The Columbus gang was busy, too, handing down a couple decisions. In State v. Dye, the state had initially charged Dye with arson and a bevy of other charges, but dismissed the case six weeks later. A month after that, Dye filed to seal the records of his arrest. The trial and appellate courts denied the motion, finding that the record was not eligible for sealing because the case had been dismissed without prejudice, and the statute of limitations hadn't expired.
As the court pointed out in a unanimous, and mercifully brief (a mere six pages) opinion, though, the language of the statute requires a court to determine whether the statute of limitations has expired only where the records of a case involve DNA specimens. This was a conflict case, the 7th District certifying that its decision in Dye conflicted with one from Cuyahoga County. After having been beaten up most of the summer by the Supreme Court, the 8th District gets a win.
The Supreme Court issues a case announcement every morning around nine, and yesterday's proclaimed that "in State v. Bembry, the Court ruled that if a police officer with a search warrant violates Ohio's 'knock-and-announce' law, the criminal evidence obtained during the search still can be used to prosecute the suspect." A result, I thought, foreordained by the US Supreme Court's 2006 decision in Hudson v. Michigan, where Scalia denigrated the exclusionary rule in general and the knock and announce rule in particular, deriding it as "the right not to be intruded upon in one's nightclothes." (As I pointed out in a post at the time, the ramifications of the decision are a bit more far-reaching than that.) Hudson held that the exclusionary rule would no longer be applied for violations of the knock-and-announce rule. Thus Hudson, so Bembry, I figured.

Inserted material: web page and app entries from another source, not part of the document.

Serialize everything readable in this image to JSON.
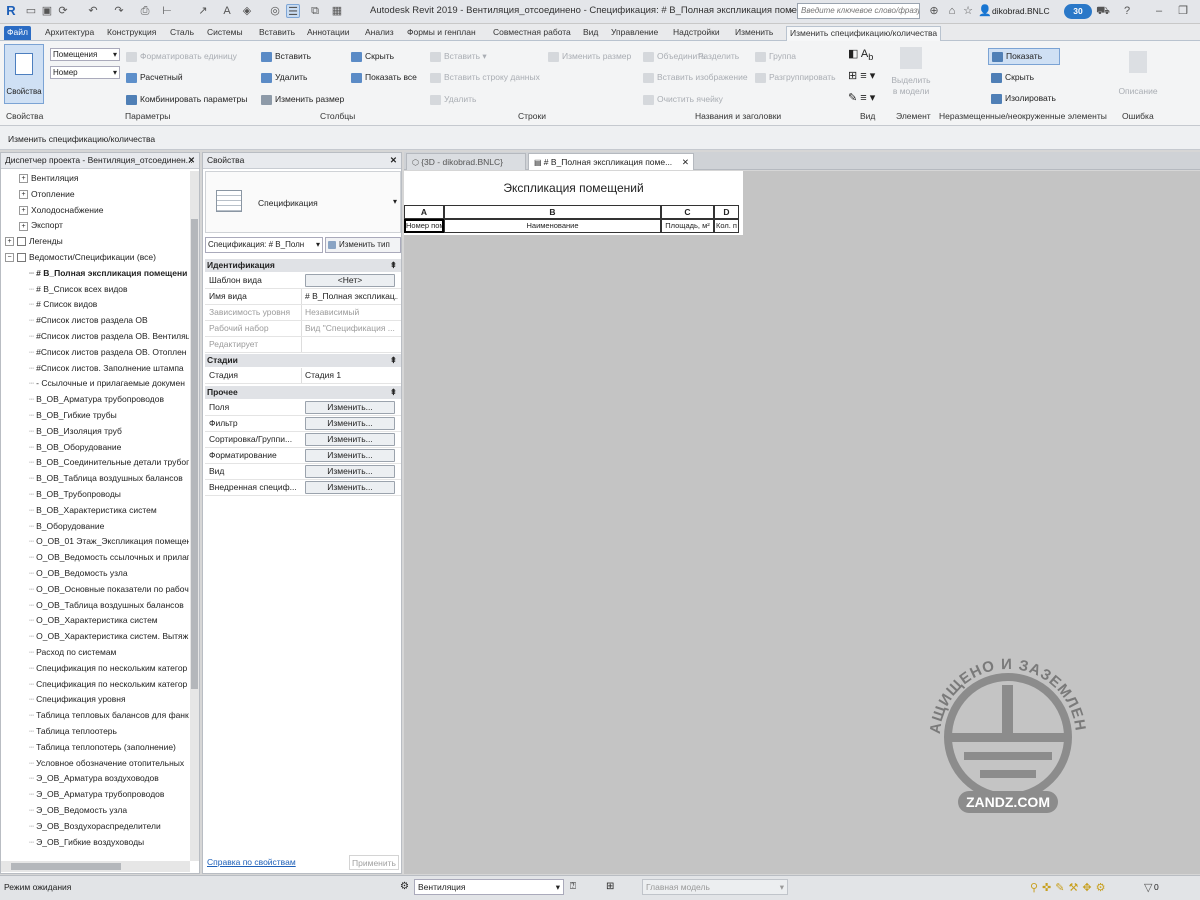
{
  "app": {
    "title": "Autodesk Revit 2019 - Вентиляция_отсоединено - Спецификация: # В_Полная экспликация помещений",
    "search_placeholder": "Введите ключевое слово/фразу",
    "user": "dikobrad.BNLC",
    "badge": "30"
  },
  "ribbon_tabs": [
    "Файл",
    "Архитектура",
    "Конструкция",
    "Сталь",
    "Системы",
    "Вставить",
    "Аннотации",
    "Анализ",
    "Формы и генплан",
    "Совместная работа",
    "Вид",
    "Управление",
    "Надстройки",
    "Изменить",
    "Изменить спецификацию/количества"
  ],
  "ribbon": {
    "properties_btn": "Свойства",
    "dd1": "Помещения",
    "dd2": "Номер",
    "params": {
      "format_unit": "Форматировать единицу",
      "calculated": "Расчетный",
      "combine": "Комбинировать параметры"
    },
    "cols": {
      "insert": "Вставить",
      "delete": "Удалить",
      "resize": "Изменить размер",
      "hide": "Скрыть",
      "show_all": "Показать все"
    },
    "rows": {
      "insert": "Вставить",
      "insert_data_row": "Вставить строку данных",
      "delete": "Удалить"
    },
    "titles": {
      "resize": "Изменить размер",
      "merge": "Объединить",
      "unmerge": "Разделить",
      "insert_image": "Вставить изображение",
      "clear_cell": "Очистить ячейку",
      "group": "Группа",
      "ungroup": "Разгруппировать"
    },
    "element": {
      "highlight": "Выделить в модели"
    },
    "unplaced": {
      "show": "Показать",
      "hide": "Скрыть",
      "isolate": "Изолировать"
    },
    "error": {
      "description": "Описание"
    },
    "panels": [
      "Свойства",
      "Параметры",
      "Столбцы",
      "Строки",
      "Названия и заголовки",
      "Вид",
      "Элемент",
      "Неразмещенные/неокруженные элементы",
      "Ошибка"
    ],
    "context_label": "Изменить спецификацию/количества"
  },
  "project_browser": {
    "title": "Диспетчер проекта - Вентиляция_отсоединен...",
    "items": [
      {
        "t": "Вентиляция",
        "lvl": 1,
        "exp": "+"
      },
      {
        "t": "Отопление",
        "lvl": 1,
        "exp": "+"
      },
      {
        "t": "Холодоснабжение",
        "lvl": 1,
        "exp": "+"
      },
      {
        "t": "Экспорт",
        "lvl": 1,
        "exp": "+"
      },
      {
        "t": "Легенды",
        "lvl": 0,
        "exp": "+"
      },
      {
        "t": "Ведомости/Спецификации (все)",
        "lvl": 0,
        "exp": "−"
      },
      {
        "t": "# В_Полная экспликация помещени",
        "lvl": 2,
        "bold": true
      },
      {
        "t": "# В_Список всех видов",
        "lvl": 2
      },
      {
        "t": "# Список видов",
        "lvl": 2
      },
      {
        "t": "#Список листов раздела ОВ",
        "lvl": 2
      },
      {
        "t": "#Список листов раздела ОВ. Вентиляц",
        "lvl": 2
      },
      {
        "t": "#Список листов раздела ОВ. Отоплен",
        "lvl": 2
      },
      {
        "t": "#Список листов. Заполнение штампа",
        "lvl": 2
      },
      {
        "t": "- Ссылочные и прилагаемые докумен",
        "lvl": 2
      },
      {
        "t": "В_ОВ_Арматура трубопроводов",
        "lvl": 2
      },
      {
        "t": "В_ОВ_Гибкие трубы",
        "lvl": 2
      },
      {
        "t": "В_ОВ_Изоляция труб",
        "lvl": 2
      },
      {
        "t": "В_ОВ_Оборудование",
        "lvl": 2
      },
      {
        "t": "В_ОВ_Соединительные детали трубопр",
        "lvl": 2
      },
      {
        "t": "В_ОВ_Таблица воздушных балансов",
        "lvl": 2
      },
      {
        "t": "В_ОВ_Трубопроводы",
        "lvl": 2
      },
      {
        "t": "В_ОВ_Характеристика систем",
        "lvl": 2
      },
      {
        "t": "В_Оборудование",
        "lvl": 2
      },
      {
        "t": "О_ОВ_01 Этаж_Экспликация помещени",
        "lvl": 2
      },
      {
        "t": "О_ОВ_Ведомость ссылочных и прилаг",
        "lvl": 2
      },
      {
        "t": "О_ОВ_Ведомость узла",
        "lvl": 2
      },
      {
        "t": "О_ОВ_Основные показатели по рабоч",
        "lvl": 2
      },
      {
        "t": "О_ОВ_Таблица воздушных балансов",
        "lvl": 2
      },
      {
        "t": "О_ОВ_Характеристика систем",
        "lvl": 2
      },
      {
        "t": "О_ОВ_Характеристика систем. Вытяж",
        "lvl": 2
      },
      {
        "t": "Расход по системам",
        "lvl": 2
      },
      {
        "t": "Спецификация по нескольким категор",
        "lvl": 2
      },
      {
        "t": "Спецификация по нескольким категор",
        "lvl": 2
      },
      {
        "t": "Спецификация уровня",
        "lvl": 2
      },
      {
        "t": "Таблица тепловых балансов для фанко",
        "lvl": 2
      },
      {
        "t": "Таблица теплоотерь",
        "lvl": 2
      },
      {
        "t": "Таблица теплопотерь (заполнение)",
        "lvl": 2
      },
      {
        "t": "Условное обозначение отопительных",
        "lvl": 2
      },
      {
        "t": "Э_ОВ_Арматура воздуховодов",
        "lvl": 2
      },
      {
        "t": "Э_ОВ_Арматура трубопроводов",
        "lvl": 2
      },
      {
        "t": "Э_ОВ_Ведомость узла",
        "lvl": 2
      },
      {
        "t": "Э_ОВ_Воздухораспределители",
        "lvl": 2
      },
      {
        "t": "Э_ОВ_Гибкие воздуховоды",
        "lvl": 2
      }
    ]
  },
  "properties": {
    "title": "Свойства",
    "type_name": "Спецификация",
    "selector": "Спецификация: # В_Полн",
    "edit_type": "Изменить тип",
    "sections": {
      "identity": "Идентификация",
      "phases": "Стадии",
      "other": "Прочее"
    },
    "identity_rows": [
      {
        "k": "Шаблон вида",
        "v": "<Нет>",
        "button": true
      },
      {
        "k": "Имя вида",
        "v": "# В_Полная экспликац..."
      },
      {
        "k": "Зависимость уровня",
        "v": "Независимый",
        "dis": true
      },
      {
        "k": "Рабочий набор",
        "v": "Вид \"Спецификация ...",
        "dis": true
      },
      {
        "k": "Редактирует",
        "v": "",
        "dis": true
      }
    ],
    "phase_rows": [
      {
        "k": "Стадия",
        "v": "Стадия 1"
      }
    ],
    "other_rows": [
      {
        "k": "Поля",
        "v": "Изменить..."
      },
      {
        "k": "Фильтр",
        "v": "Изменить..."
      },
      {
        "k": "Сортировка/Группи...",
        "v": "Изменить..."
      },
      {
        "k": "Форматирование",
        "v": "Изменить..."
      },
      {
        "k": "Вид",
        "v": "Изменить..."
      },
      {
        "k": "Внедренная специф...",
        "v": "Изменить..."
      }
    ],
    "help_link": "Справка по свойствам",
    "apply": "Применить"
  },
  "doc_tabs": [
    {
      "label": "{3D - dikobrad.BNLC}"
    },
    {
      "label": "# В_Полная экспликация поме..."
    }
  ],
  "schedule": {
    "title": "Экспликация помещений",
    "col_letters": [
      "A",
      "B",
      "C",
      "D"
    ],
    "col_headers": [
      "Номер пом",
      "Наименование",
      "Площадь, м²",
      "Кол. п"
    ]
  },
  "status": {
    "text": "Режим ожидания",
    "workset": "Вентиляция",
    "model": "Главная модель",
    "filter_count": "0"
  },
  "watermark": {
    "top_text": "ЗАЩИЩЕНО И ЗАЗЕМЛЕНО",
    "bottom_text": "ZANDZ.COM"
  }
}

It's a little more complicated than that. Given Hudson, Bembry argued that the Ohio Constitution required suppression.
It was just over a year ago that I wrote a post gloriously titled, "A new look at the Ohio Constitution." The court had seemed wiling to use the Ohio Constitution as a source of rights independent of the US Constitution, culminating in its decision in State v. Mole. In that case, the court had struck down the sexual battery statute as it applied to police officers and minors on the basis that the provision lacked any rational basis. The court based its decision on the Ohio Constitution's due process clause, primarily because analysis under the Federal counterpart would have produced a different result.
But this was a mere harbinger of things to come, I breathlessly informed you. (How one can "breathlessly" write a blog post I leave to your imagination.) To be sure, I cautioned that "whether there will be four votes" for this position after the upcoming election "remains to be seen," but the result was "huge" nonetheless.
The better view now is that there's serious question as to whether there are any votes for this position. The court rejects the use of the Ohio Constitution, the only dissent coming from French, who would have dismissed the case as being improvidently granted. To be sure, O'Neill's opinion leaves open the possibility that the court will consider the Ohio Constitution "if there are persuasive reasons" to do so. But in light of this, and other decisions from the court in the past year, I'm trying to figure out what those persuasive reasons might be, and I'm pretty much drawing a blank.